Find your sweat-thing - for me its running, and make it a non-negotiable part of your schedule. Push yourself physically, to give yourself a break mentally, and to ensure that you are regularly flooding your body with enough dopamine and serotonin to combat the cortisol that is building up in your system. Have a network who you can call and say, "I'm freaking out! And I need you to talk me off the ledge!" Drink water. Go to sleep. Eat some real foods, that you cook yourself. This often saves you money too, which is good, because unless you are independently wealthy...
Get Ready to Live Like a Student AgainBoot strapping means learning to live on a serious budget, or with no income at all while you ramp up revenue and investments. You will have to stop buying clothes, cut back on going/eating out, pause your philanthropic giving, and take a break from contributing to a retirement fund.

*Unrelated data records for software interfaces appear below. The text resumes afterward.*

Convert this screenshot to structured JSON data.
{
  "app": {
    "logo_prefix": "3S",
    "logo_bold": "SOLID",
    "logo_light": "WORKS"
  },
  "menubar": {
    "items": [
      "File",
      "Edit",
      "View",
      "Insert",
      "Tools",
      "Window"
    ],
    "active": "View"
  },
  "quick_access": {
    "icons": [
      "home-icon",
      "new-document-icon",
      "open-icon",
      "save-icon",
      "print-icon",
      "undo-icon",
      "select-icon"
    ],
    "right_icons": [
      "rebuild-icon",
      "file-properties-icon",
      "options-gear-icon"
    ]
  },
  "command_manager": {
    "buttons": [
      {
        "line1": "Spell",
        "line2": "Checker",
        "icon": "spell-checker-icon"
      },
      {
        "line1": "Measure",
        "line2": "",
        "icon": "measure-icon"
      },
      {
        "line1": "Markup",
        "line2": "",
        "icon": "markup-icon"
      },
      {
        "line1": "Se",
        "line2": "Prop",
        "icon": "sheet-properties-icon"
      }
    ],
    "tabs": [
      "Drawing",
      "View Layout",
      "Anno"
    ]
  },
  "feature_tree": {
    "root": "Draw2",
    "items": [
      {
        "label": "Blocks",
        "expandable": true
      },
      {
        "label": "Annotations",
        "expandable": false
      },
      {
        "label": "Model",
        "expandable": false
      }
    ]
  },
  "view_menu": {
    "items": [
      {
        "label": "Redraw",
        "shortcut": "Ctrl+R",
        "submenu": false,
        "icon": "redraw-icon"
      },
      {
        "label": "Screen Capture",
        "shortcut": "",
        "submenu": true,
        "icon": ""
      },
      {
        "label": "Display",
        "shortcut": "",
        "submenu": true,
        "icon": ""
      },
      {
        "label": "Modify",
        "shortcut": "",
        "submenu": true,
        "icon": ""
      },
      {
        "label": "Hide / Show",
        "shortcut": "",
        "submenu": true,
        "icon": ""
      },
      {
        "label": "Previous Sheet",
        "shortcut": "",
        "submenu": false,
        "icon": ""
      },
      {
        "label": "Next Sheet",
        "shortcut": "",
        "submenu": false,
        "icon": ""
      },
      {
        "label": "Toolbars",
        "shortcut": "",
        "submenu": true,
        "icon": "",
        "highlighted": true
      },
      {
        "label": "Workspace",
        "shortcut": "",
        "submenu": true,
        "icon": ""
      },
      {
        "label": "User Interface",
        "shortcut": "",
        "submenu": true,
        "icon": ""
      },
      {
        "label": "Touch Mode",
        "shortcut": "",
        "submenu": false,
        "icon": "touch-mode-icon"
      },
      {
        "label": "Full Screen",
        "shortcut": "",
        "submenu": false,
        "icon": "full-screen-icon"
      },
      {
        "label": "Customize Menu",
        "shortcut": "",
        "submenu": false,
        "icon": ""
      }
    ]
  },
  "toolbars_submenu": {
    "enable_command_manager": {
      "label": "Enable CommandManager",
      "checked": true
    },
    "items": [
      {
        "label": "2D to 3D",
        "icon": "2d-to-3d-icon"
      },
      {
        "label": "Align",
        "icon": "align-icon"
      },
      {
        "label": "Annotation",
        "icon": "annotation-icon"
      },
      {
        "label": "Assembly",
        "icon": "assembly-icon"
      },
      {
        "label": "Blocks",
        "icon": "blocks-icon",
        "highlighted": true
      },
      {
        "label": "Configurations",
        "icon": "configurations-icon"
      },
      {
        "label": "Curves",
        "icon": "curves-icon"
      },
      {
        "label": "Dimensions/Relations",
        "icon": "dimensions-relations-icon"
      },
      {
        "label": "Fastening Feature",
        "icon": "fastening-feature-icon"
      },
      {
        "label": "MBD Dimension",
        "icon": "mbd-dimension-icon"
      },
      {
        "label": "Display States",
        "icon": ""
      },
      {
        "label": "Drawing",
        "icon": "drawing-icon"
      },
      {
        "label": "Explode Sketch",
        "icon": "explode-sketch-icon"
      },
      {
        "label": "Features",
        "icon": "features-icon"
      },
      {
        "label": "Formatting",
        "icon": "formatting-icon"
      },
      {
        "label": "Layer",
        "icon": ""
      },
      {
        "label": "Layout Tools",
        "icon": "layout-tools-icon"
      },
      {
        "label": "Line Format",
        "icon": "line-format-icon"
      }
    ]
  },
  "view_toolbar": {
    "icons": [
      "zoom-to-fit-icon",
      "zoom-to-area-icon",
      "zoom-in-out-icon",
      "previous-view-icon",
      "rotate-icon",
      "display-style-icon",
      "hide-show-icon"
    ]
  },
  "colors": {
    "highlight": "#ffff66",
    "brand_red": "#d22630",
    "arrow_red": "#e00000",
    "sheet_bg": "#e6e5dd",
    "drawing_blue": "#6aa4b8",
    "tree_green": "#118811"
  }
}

You may also have to move, drain your savings, borrow money from your parents, and pick up part time work.
All of that sounds like a lot, and it is. However its a sacrifice that seems totally worth it when you really believe in your colleagues and the idea you're all working towards.
Get Ready to BondOne of my fellow Threadheads has a mentor who, when first learning of this project warned her that, "Starting a business is like entering into a group marriage." Disclaimer: I'm not married. But, I don't think that statement is too far off. We are in contact every day. Our group dynamic and relationship is unlike anything else I have ever been a part of. We are coworkers, but we have become family. We have hard conversations about money, and values, and what we want our future to look like. We have been through accidents, births, cancer, break ups, and the fear of not knowing how we're going to pay next month's rent together. We celebrate, we argue, we tease, we cry, and we laugh a lot. We have very few secrets.
I imagine that entrepreneurship can be very isolating and lonely at times for those who do it alone, and I cannot fathom having this experience without the support of my team.
It's not always good. Neither is marriage from what I hear. And I would be lying if I didn't say that there haven't been scary moments where I'm sitting in a meeting and have thought "What am I doing here?" And for a brief second I think about walking out and running away and starting over. But you don't, and within hours you're reminded of why you love and trust these people and what you're all doing here in the first place.
The other Threadheads are the kind of people I would consider myself lucky to even know. To have the honor of working with them to create a company, and to be inspired by them on a daily basis is just awesome.
Get Ready to Work All the TimeYes, you take time off, and you have fun. You need to - or else you will become boring, and lose your mind, and then you're no good to anyone, least of all your teammates who are depending on you. What I mean is that work is no longer this thing you need to escape from. It's something you want to do, and so you do it constantly.
I have happily spent vacation time reading through case studies, and checking my email. I problem solve and brainstorm while working out. I talk about trash at parties, and sometimes state composting statistics on dates. I get weirdly excited about subject matter I never thought I would have an interest in. I can't wait to get asked the question "So, what do you do?"
When you love your work, when you find it fascinating, it infiltrates itself into all the aspects of your life.
One Year Down
I can't believe I'm part of a company that is a year old! A year is a milestone, and this year has flown. We are still so young, and have so much to do, and I can't wait to celebrate this anniversary for years to come.
I can't say thank you enough to everyone who has and continues to support us, invest in us, teach us, mentor us, advise us, challenge us, and believe in us enough to do so.